Stretching! Has any topic in exercise been debated at such length? Should you or shouldn’t you? Before or after? Bouncing or not? I know suggestions have changed drastically since I began my athletic career in high school, and I’m only 40.
Many studies have concluded that dynamic stretching combined with a short warm-up before exercise and static stretching after activity is beneficial. It improves performance and decreases the possibility of injury.
I know I feel fresher and less sore when I stretch compared to when I don’t. I always reserve the last 5 to 10 minutes of all my training sessions for stretching. Let’s face it, it feels good, lowers your heart rate, and combined with deep breathing, increases your sense of well-being. Who wouldn’t want that?
Here are guidelines for safe and effective stretching:
- Static stretching is not part of a warm-up. If you threw rubber bands into ice water and then pulled on them hard, what would happen? They would snap! The same thing can happen to your tendons when you hold a static stretch with a cold muscle. Begin your workout with easy jogging or stationary cycling for 5 to 10 minutes before beginning dynamic stretching.
- Dynamic stretching before and static stretching after. You can use the same stretches before and after a workout. Just do the dynamic (constantly moving) before and static (holding for 20 seconds) after.

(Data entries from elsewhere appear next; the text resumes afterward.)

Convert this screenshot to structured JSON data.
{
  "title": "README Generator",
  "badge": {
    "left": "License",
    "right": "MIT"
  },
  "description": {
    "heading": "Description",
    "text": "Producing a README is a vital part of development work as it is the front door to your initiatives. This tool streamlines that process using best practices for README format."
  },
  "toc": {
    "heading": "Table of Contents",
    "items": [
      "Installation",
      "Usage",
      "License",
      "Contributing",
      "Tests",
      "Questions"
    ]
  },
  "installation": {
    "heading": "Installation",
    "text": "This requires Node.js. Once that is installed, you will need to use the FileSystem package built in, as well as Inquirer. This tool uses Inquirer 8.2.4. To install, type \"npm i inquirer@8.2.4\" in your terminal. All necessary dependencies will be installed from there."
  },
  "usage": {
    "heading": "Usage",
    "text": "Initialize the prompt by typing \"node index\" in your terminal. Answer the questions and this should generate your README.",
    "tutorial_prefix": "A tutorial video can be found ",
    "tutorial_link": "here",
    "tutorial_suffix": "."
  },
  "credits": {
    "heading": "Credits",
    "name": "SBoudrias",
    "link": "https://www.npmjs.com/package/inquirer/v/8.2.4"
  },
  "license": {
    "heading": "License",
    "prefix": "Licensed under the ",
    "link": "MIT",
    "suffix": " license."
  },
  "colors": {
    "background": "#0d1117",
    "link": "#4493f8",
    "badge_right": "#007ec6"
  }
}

- Do not bounce. When I was in college, my roommates and I did the Cindy Crawford VHS-tape workout practically every day. And boy did Cindy bounce! We were college students, and we were so sore from that tape. We thought we were out of shape but the truth is, the bouncing was doing us in. Bouncing causes micro tears in your muscles. Tears create scar tissue, which makes you less flexible and can cause pain. Bouncing while stretching can cause more tightness and pain than you would experience without stretching.
- Stretching for athletic performance should not hurt. If your physical therapist or AT is stretching you during rehabilitation, there may be times you need to push through pain. When my PT stretched my post-surgical hand, it hurt like no one’s business some days. Stretching for athletic performance is a release. It is not punishment for a past-life crimes! If you are feeling anything beyond mild tension, you are taking it too far.
- Stretch on a regular basis. I have heard every excuse in the world why people do not stretch. The top excuses are lack of time and pain. I promise you that if you stretch at least 2 to 3 times a week, you will be able to push yourself harder and farther while working out. You will have increased range of motion and will not have struggle with relative flexibility (poor posture). The human body is very crafty. It seeks the path of least resistance during exercise due to tight muscles. Stretching will keep your body aligned and reduce the risk of injury.